Where does the buck stop in the new Israeli government? You might think it was with the prime minister. Not so. Judging by the hysterical media reports over the past six weeks, it stops with Benjamin Netanyahu's wife, Sara, who is apparently responsible for most of his bad decisions in the coalition negotiations.
Sara, we are told, vetoed negotiations with Jewish Home, one of the election's big winners, because of a personal vendetta with its leader Naftali Bennett, dating back to when he was Bibi's chief of staff.
When Bennett was finally granted a meeting with Bibi, weeks after the election, Sara demanded changes to the coalition agreement, and finally forced Bennett and Yair Lapid, leader of the Yesh Atid party, to give up the title of deputy premier in order to clinch the deal. What's more, she allegedly got the speaker of the Knesset fired after he fell out of favour. It's quite a charge sheet.
Now, don't get me wrong. I am not arguing that Sara did not do any of these things; she probably did, although we cannot know for sure (her side claims it's all political spin). And, yes, she should be responsible for her own actions. Her interference, if it is as alleged, is inappropriate and narcissistic.
But Bibi is ultimately responsible for his government. If his wife, who has not been elected or appointed to any official position, derailed coalition negotiations, it is the prime minister's fault for allowing it to happen. Yet the media - and his fellow politicians - seem to have given him a free pass, entirely concentrating their venom on Sara, who has been called everything from Lady Macbeth to "the most powerful person in Israel" (not in a good way). She's been demonised, but there has been no similar emotional reaction to him.
Israelis have always loved to hate Sara. She met Bibi when she was an El Al stewardess, and they married in 1991 after she fell pregnant. Two years later, he confessed to an affair on national television, but Sara got none of the credit or sympathy Hillary Clinton did when she stood by her man. On the contrary: rumours abound that she made Bibi sign an agreement sharing authority with her.
When he became prime minister in 1996, the couple encouraged the media to photograph them with their children, styling themselves like an American presidential family. It struck Israelis as self-aggrandising. Soon, she was under fire for sacking successive nannies - including one who burned the soup – and faced multiple lawsuits for mistreating her staff.
It hasn't helped that she reportedly insists on being called "Mrs Netanyahu". Israelis expect their leaders to be easygoing and informal; she comes across as a spoilt and arrogant social climber. But however unpleasant Sara may be in person, in recent years hatred of her has become irrational. In the swearing-in ceremony of the Knesset, she wore an unflattering dress which appeared revealing (it was actually flesh-coloured). The media and bloggers showed no mercy, comparing her to the Michelin man.
Actually, some journos seemed to be rather enjoying themselves. Hating Sara Netanyahu has become a competitive sport, and her alleged antics during the coalition negotiations have unleashed a bloodletting.

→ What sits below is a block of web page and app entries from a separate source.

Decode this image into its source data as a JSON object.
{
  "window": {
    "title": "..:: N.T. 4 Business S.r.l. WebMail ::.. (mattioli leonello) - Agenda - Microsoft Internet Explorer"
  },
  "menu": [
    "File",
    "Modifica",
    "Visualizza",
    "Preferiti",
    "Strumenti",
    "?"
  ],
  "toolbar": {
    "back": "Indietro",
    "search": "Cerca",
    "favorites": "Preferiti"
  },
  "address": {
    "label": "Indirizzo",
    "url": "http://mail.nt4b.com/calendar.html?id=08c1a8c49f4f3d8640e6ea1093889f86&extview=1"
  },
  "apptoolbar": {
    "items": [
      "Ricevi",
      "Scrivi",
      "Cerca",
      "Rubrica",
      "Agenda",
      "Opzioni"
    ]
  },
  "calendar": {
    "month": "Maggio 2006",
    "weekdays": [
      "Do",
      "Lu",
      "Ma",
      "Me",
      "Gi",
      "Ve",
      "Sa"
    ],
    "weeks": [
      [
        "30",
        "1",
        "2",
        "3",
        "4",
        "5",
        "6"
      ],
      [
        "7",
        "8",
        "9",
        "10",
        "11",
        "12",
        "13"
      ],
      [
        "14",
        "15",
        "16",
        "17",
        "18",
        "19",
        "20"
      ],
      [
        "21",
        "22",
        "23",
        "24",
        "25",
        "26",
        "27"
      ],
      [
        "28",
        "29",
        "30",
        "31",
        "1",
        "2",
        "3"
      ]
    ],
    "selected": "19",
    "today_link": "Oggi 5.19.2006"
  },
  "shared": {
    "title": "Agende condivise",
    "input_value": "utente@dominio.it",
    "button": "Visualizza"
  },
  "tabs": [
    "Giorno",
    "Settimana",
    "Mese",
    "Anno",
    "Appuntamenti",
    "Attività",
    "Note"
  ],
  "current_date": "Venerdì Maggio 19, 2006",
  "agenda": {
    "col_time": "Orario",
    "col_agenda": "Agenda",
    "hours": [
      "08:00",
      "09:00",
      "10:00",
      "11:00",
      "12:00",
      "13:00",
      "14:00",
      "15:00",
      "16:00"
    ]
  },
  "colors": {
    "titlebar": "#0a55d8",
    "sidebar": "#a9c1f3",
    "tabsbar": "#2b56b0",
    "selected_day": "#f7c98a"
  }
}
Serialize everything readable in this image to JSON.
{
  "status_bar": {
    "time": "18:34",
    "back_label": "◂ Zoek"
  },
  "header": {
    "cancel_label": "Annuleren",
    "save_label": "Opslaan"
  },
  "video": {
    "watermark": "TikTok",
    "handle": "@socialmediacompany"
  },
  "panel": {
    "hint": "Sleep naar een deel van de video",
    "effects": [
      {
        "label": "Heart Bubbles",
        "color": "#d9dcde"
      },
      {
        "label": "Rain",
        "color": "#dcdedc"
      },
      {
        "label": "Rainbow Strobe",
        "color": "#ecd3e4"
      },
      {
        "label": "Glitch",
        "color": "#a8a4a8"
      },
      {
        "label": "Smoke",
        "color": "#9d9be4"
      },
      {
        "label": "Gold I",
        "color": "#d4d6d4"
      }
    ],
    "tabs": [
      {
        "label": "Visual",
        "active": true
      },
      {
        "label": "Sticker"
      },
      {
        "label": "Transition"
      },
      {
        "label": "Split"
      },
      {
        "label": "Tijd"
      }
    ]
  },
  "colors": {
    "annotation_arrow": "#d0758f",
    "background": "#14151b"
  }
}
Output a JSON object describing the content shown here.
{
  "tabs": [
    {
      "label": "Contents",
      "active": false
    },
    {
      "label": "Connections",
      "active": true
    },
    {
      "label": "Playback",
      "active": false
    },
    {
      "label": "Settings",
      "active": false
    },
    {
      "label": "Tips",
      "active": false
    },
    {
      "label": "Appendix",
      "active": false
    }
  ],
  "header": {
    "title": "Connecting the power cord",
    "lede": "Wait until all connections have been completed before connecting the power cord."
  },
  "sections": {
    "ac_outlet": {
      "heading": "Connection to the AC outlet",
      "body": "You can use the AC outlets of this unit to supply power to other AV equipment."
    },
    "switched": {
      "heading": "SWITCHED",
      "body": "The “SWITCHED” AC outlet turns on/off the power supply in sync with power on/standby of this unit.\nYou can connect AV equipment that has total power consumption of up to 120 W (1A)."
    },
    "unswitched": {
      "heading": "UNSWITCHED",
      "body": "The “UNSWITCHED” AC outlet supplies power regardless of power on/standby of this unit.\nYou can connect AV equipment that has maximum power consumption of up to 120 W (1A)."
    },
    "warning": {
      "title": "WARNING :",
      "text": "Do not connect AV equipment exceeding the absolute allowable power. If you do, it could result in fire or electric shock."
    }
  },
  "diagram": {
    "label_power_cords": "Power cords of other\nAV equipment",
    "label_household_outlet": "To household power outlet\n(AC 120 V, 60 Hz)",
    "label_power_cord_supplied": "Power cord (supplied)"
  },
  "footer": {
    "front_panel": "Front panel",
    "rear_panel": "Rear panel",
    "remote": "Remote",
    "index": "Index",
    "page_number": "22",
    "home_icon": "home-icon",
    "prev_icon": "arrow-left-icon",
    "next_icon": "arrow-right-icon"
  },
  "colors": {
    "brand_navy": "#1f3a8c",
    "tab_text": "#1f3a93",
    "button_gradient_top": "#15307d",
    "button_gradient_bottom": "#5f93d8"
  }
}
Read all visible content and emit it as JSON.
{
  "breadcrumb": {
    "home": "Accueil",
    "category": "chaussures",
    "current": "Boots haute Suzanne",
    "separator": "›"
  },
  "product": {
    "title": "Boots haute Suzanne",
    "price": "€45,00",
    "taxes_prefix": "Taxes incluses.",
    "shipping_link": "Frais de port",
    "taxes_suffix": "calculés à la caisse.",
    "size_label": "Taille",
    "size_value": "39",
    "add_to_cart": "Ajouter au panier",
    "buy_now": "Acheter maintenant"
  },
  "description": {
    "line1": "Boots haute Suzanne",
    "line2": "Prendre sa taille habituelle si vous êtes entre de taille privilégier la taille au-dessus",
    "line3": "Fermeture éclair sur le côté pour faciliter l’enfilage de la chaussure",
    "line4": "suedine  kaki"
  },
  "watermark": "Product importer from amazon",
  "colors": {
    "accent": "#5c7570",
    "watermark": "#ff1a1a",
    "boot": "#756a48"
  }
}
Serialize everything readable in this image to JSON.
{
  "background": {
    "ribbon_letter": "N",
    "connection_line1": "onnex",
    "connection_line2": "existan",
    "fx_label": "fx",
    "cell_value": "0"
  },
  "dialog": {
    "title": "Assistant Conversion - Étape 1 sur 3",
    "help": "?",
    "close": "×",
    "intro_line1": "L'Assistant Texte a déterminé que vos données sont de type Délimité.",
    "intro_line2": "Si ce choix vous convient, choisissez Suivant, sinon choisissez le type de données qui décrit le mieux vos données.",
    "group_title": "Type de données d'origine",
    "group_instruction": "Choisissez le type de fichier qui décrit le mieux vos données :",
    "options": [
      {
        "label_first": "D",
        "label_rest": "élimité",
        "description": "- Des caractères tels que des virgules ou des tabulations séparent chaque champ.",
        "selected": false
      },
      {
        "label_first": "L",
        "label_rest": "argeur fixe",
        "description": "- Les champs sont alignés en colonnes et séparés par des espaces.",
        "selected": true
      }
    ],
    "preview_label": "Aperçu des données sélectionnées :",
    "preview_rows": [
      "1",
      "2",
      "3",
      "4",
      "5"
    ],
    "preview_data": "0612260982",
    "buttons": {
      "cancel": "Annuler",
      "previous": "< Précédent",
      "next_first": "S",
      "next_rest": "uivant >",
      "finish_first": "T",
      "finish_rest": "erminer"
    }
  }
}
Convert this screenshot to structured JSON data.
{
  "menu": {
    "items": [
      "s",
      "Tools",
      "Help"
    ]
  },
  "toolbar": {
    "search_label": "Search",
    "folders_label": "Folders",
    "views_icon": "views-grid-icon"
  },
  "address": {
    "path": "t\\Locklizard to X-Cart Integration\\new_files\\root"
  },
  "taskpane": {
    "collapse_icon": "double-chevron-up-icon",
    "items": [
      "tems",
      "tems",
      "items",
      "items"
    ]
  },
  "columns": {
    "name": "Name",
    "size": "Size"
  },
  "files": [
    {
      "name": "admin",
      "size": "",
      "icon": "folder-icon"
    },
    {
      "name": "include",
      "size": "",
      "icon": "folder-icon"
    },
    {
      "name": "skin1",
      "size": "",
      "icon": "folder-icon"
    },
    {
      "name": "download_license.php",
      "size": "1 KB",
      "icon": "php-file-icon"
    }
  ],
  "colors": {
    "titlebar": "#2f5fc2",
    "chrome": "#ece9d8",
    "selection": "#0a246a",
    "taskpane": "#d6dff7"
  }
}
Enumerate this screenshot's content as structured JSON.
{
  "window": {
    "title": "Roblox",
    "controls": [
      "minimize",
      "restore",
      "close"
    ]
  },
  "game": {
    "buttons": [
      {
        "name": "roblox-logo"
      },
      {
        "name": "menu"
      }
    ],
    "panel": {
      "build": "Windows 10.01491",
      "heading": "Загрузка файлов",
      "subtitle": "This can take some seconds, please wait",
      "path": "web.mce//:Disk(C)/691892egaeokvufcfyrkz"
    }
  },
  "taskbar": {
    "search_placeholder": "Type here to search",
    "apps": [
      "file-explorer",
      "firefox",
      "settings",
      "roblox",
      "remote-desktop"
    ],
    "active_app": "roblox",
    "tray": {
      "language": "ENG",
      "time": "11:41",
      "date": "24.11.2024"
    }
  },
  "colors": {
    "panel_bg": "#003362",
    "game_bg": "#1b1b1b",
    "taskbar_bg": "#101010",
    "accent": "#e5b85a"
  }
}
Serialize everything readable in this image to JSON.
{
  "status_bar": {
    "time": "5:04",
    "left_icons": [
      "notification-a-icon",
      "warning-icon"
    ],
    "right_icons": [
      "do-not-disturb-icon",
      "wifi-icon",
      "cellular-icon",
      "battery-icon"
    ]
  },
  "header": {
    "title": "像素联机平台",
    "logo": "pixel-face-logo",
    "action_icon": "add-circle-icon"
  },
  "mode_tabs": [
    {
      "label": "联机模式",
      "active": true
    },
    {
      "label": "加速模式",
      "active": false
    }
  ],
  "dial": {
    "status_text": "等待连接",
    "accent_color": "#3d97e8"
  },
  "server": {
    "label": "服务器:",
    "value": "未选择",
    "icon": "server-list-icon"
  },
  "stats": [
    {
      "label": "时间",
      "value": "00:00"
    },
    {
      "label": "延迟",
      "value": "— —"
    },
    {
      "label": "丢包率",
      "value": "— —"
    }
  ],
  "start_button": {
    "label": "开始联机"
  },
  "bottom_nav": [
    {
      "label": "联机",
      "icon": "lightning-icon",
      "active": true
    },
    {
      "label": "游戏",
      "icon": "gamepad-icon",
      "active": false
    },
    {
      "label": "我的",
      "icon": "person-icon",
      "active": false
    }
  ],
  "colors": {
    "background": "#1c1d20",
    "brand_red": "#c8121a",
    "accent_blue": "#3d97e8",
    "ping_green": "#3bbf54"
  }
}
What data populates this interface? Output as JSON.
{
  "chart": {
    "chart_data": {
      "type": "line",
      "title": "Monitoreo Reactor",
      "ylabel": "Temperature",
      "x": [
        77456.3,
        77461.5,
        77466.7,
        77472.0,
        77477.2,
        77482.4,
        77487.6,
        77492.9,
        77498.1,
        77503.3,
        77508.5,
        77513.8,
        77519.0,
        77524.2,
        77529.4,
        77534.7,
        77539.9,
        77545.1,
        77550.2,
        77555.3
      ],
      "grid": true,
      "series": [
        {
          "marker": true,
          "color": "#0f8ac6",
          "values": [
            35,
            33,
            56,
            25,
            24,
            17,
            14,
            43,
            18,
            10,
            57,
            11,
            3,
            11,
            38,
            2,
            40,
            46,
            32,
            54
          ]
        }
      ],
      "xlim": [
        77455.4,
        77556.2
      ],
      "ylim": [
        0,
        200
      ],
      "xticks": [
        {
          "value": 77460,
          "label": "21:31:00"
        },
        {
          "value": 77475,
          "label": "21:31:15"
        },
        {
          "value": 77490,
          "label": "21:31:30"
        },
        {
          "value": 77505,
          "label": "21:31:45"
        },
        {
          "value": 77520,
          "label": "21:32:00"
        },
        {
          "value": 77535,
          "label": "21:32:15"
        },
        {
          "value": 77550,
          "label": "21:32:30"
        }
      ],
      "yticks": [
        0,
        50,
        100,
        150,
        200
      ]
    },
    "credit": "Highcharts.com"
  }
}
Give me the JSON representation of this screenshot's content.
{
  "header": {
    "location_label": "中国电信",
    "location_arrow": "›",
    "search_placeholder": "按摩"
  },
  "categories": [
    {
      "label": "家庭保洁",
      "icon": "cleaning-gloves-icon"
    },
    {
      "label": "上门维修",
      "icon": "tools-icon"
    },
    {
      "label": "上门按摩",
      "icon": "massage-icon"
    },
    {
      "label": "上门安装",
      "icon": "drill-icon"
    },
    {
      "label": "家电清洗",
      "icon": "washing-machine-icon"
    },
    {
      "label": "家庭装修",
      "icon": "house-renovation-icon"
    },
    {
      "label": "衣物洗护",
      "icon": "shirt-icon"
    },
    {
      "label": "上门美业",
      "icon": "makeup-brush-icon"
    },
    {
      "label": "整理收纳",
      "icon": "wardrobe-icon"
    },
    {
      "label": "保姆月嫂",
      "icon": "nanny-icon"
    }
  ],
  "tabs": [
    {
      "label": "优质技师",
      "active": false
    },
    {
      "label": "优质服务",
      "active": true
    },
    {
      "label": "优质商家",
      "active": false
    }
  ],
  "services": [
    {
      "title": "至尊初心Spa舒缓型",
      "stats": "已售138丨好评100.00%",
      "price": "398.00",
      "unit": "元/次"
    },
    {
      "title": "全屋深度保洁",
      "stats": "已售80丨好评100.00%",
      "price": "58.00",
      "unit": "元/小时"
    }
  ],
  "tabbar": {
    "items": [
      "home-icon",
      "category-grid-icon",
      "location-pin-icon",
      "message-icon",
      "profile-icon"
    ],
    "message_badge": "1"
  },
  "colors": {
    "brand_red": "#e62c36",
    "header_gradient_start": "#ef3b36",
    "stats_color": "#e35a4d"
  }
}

For many politicians, blaming her may be more politically expedient than directly attacking an essentially popular prime minister with jobs to assign. For the media and for the general public, there should have been further questions for the person actually accountable for the running of his office, Benjamin Netanyahu. Sadly, it has proved more fun to hunt down an alleged shrew than to tackle a henpecked husband.